### EXERCISE DETAILS
Leave out the images; return the rest of the data exactly.

Data about app and page elements
+ + + + + + +

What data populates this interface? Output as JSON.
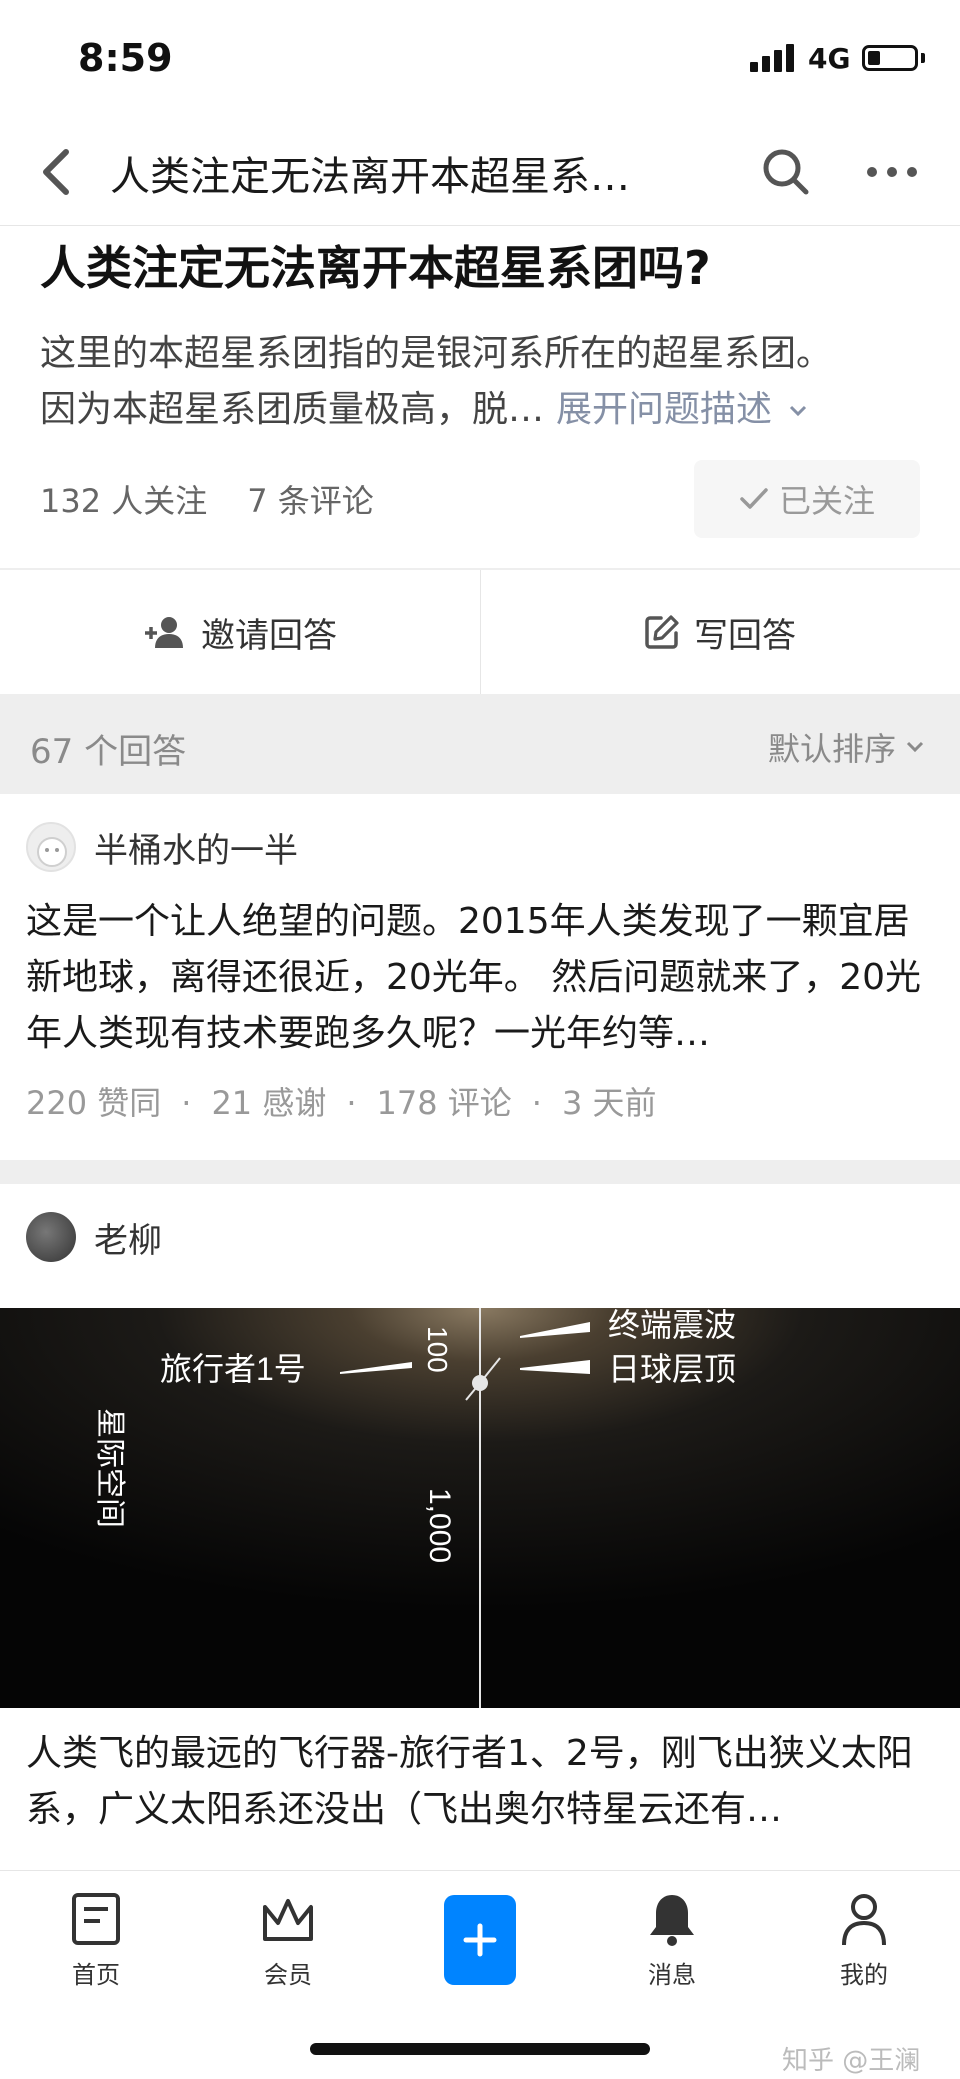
{
  "status_bar": {
    "time": "8:59",
    "network": "4G"
  },
  "nav": {
    "title": "人类注定无法离开本超星系…"
  },
  "question": {
    "title": "人类注定无法离开本超星系团吗?",
    "desc_line1": "这里的本超星系团指的是银河系所在的超星系团。",
    "desc_line2": "因为本超星系团质量极高，脱…",
    "expand_label": "展开问题描述",
    "followers": "132 人关注",
    "comments": "7 条评论",
    "follow_label": "已关注"
  },
  "actions": {
    "invite_label": "邀请回答",
    "write_label": "写回答"
  },
  "answers_bar": {
    "count": "67 个回答",
    "sort_label": "默认排序"
  },
  "answers": [
    {
      "author": "半桶水的一半",
      "text": "这是一个让人绝望的问题。2015年人类发现了一颗宜居新地球，离得还很近，20光年。 然后问题就来了，20光年人类现有技术要跑多久呢？一光年约等…",
      "likes": "220 赞同",
      "thanks": "21 感谢",
      "comments": "178 评论",
      "time": "3 天前"
    },
    {
      "author": "老柳",
      "image_labels": {
        "termination_shock": "终端震波",
        "heliopause": "日球层顶",
        "voyager": "旅行者1号",
        "interstellar": "星际空间",
        "au_100": "100",
        "au_1000": "1,000"
      },
      "text": "人类飞的最远的飞行器-旅行者1、2号，刚飞出狭义太阳系，广义太阳系还没出（飞出奥尔特星云还有…"
    }
  ],
  "bottom_nav": {
    "home": "首页",
    "vip": "会员",
    "messages": "消息",
    "me": "我的"
  },
  "watermark": "知乎 @王澜",
  "colors": {
    "accent": "#0084ff",
    "muted": "#8590a6"
  }
}
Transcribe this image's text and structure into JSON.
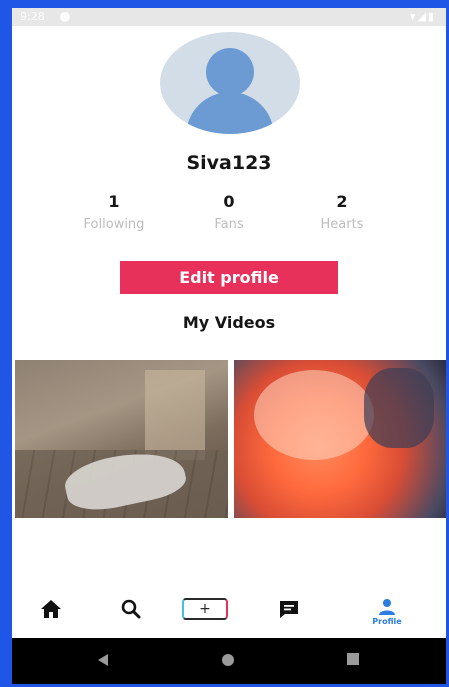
{
  "status_bar": {
    "time": "9:28",
    "right_icons": "▾◢▮"
  },
  "profile": {
    "username": "Siva123",
    "stats": [
      {
        "value": "1",
        "label": "Following"
      },
      {
        "value": "0",
        "label": "Fans"
      },
      {
        "value": "2",
        "label": "Hearts"
      }
    ],
    "edit_label": "Edit profile",
    "videos_title": "My Videos"
  },
  "tabbar": {
    "add_label": "+",
    "profile_label": "Profile"
  },
  "icons": {
    "home": "home-icon",
    "search": "search-icon",
    "add": "add-video-icon",
    "inbox": "message-icon",
    "profile": "person-icon"
  },
  "colors": {
    "accent": "#e8315a",
    "avatar": "#6b9bd2",
    "frame": "#1f56e6",
    "active_tab": "#2a7de1"
  }
}
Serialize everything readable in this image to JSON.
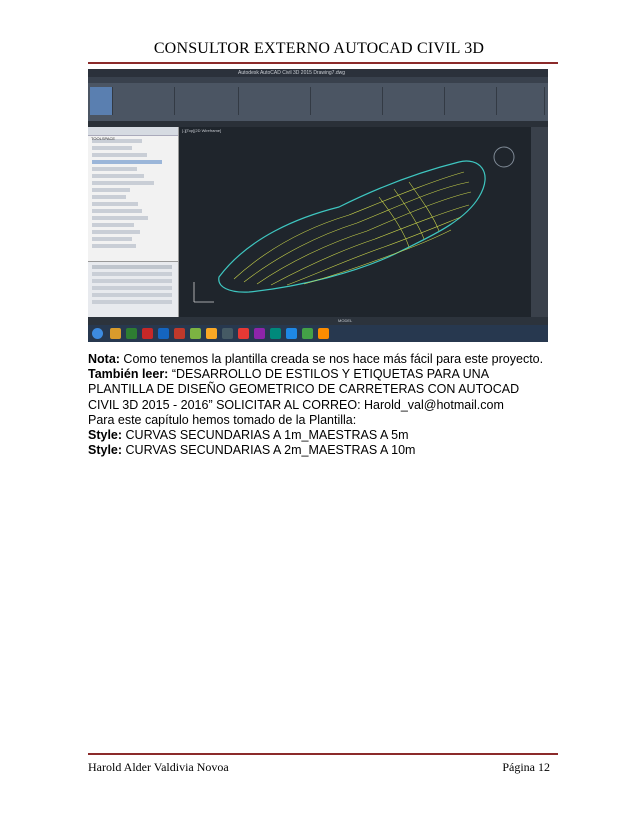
{
  "header": {
    "title": "CONSULTOR EXTERNO AUTOCAD CIVIL 3D"
  },
  "body": {
    "line1": {
      "label": "Nota:",
      "text": " Como tenemos la plantilla creada se nos hace más fácil para este proyecto."
    },
    "line2": {
      "label": "También leer:",
      "text": " “DESARROLLO DE ESTILOS Y ETIQUETAS PARA UNA"
    },
    "line3": "PLANTILLA DE DISEÑO GEOMETRICO DE CARRETERAS CON AUTOCAD",
    "line4": "CIVIL 3D 2015 - 2016” SOLICITAR AL CORREO: Harold_val@hotmail.com",
    "line5": "Para este capítulo hemos tomado de la Plantilla:",
    "line6": {
      "label": "Style:",
      "text": " CURVAS SECUNDARIAS A 1m_MAESTRAS A 5m"
    },
    "line7": {
      "label": "Style:",
      "text": " CURVAS SECUNDARIAS A 2m_MAESTRAS A 10m"
    }
  },
  "screenshot": {
    "window_title": "Autodesk AutoCAD Civil 3D 2015  Drawing7.dwg",
    "toolspace_label": "TOOLSPACE",
    "drawing_label": "Drawing7",
    "viewport_label": "[-][Top][2D Wireframe]",
    "selected_item": "Puntos Topograficos",
    "status_label": "MODEL",
    "colors": {
      "contour": "#c7d24a",
      "boundary": "#3ec6c0",
      "background": "#1f252c"
    }
  },
  "footer": {
    "author": "Harold Alder Valdivia Novoa",
    "page": "Página 12"
  }
}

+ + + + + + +

### TASK ANSWER
What data populates this interface? Output as JSON.
{
  "status_bar": {
    "time": "8:59",
    "network": "4G"
  },
  "nav": {
    "title": "人类注定无法离开本超星系…"
  },
  "question": {
    "title": "人类注定无法离开本超星系团吗?",
    "desc_line1": "这里的本超星系团指的是银河系所在的超星系团。",
    "desc_line2": "因为本超星系团质量极高，脱…",
    "expand_label": "展开问题描述",
    "followers": "132 人关注",
    "comments": "7 条评论",
    "follow_label": "已关注"
  },
  "actions": {
    "invite_label": "邀请回答",
    "write_label": "写回答"
  },
  "answers_bar": {
    "count": "67 个回答",
    "sort_label": "默认排序"
  },
  "answers": [
    {
      "author": "半桶水的一半",
      "text": "这是一个让人绝望的问题。2015年人类发现了一颗宜居新地球，离得还很近，20光年。 然后问题就来了，20光年人类现有技术要跑多久呢？一光年约等…",
      "likes": "220 赞同",
      "thanks": "21 感谢",
      "comments": "178 评论",
      "time": "3 天前"
    },
    {
      "author": "老柳",
      "image_labels": {
        "termination_shock": "终端震波",
        "heliopause": "日球层顶",
        "voyager": "旅行者1号",
        "interstellar": "星际空间",
        "au_100": "100",
        "au_1000": "1,000"
      },
      "text": "人类飞的最远的飞行器-旅行者1、2号，刚飞出狭义太阳系，广义太阳系还没出（飞出奥尔特星云还有…"
    }
  ],
  "bottom_nav": {
    "home": "首页",
    "vip": "会员",
    "messages": "消息",
    "me": "我的"
  },
  "watermark": "知乎 @王澜",
  "colors": {
    "accent": "#0084ff",
    "muted": "#8590a6"
  }
}
Transcribe this image's text and structure into JSON.
{
  "status_bar": {
    "time": "9:28",
    "right_icons": "▾◢▮"
  },
  "profile": {
    "username": "Siva123",
    "stats": [
      {
        "value": "1",
        "label": "Following"
      },
      {
        "value": "0",
        "label": "Fans"
      },
      {
        "value": "2",
        "label": "Hearts"
      }
    ],
    "edit_label": "Edit profile",
    "videos_title": "My Videos"
  },
  "tabbar": {
    "add_label": "+",
    "profile_label": "Profile"
  },
  "icons": {
    "home": "home-icon",
    "search": "search-icon",
    "add": "add-video-icon",
    "inbox": "message-icon",
    "profile": "person-icon"
  },
  "colors": {
    "accent": "#e8315a",
    "avatar": "#6b9bd2",
    "frame": "#1f56e6",
    "active_tab": "#2a7de1"
  }
}
Serialize everything readable in this image to JSON.
{
  "header": {
    "title": "CONSULTOR EXTERNO AUTOCAD CIVIL 3D"
  },
  "body": {
    "line1": {
      "label": "Nota:",
      "text": " Como tenemos la plantilla creada se nos hace más fácil para este proyecto."
    },
    "line2": {
      "label": "También leer:",
      "text": " “DESARROLLO DE ESTILOS Y ETIQUETAS PARA UNA"
    },
    "line3": "PLANTILLA DE DISEÑO GEOMETRICO DE CARRETERAS CON AUTOCAD",
    "line4": "CIVIL 3D 2015 - 2016” SOLICITAR AL CORREO: Harold_val@hotmail.com",
    "line5": "Para este capítulo hemos tomado de la Plantilla:",
    "line6": {
      "label": "Style:",
      "text": " CURVAS SECUNDARIAS A 1m_MAESTRAS A 5m"
    },
    "line7": {
      "label": "Style:",
      "text": " CURVAS SECUNDARIAS A 2m_MAESTRAS A 10m"
    }
  },
  "screenshot": {
    "window_title": "Autodesk AutoCAD Civil 3D 2015  Drawing7.dwg",
    "toolspace_label": "TOOLSPACE",
    "drawing_label": "Drawing7",
    "viewport_label": "[-][Top][2D Wireframe]",
    "selected_item": "Puntos Topograficos",
    "status_label": "MODEL",
    "colors": {
      "contour": "#c7d24a",
      "boundary": "#3ec6c0",
      "background": "#1f252c"
    }
  },
  "footer": {
    "author": "Harold Alder Valdivia Novoa",
    "page": "Página 12"
  }
}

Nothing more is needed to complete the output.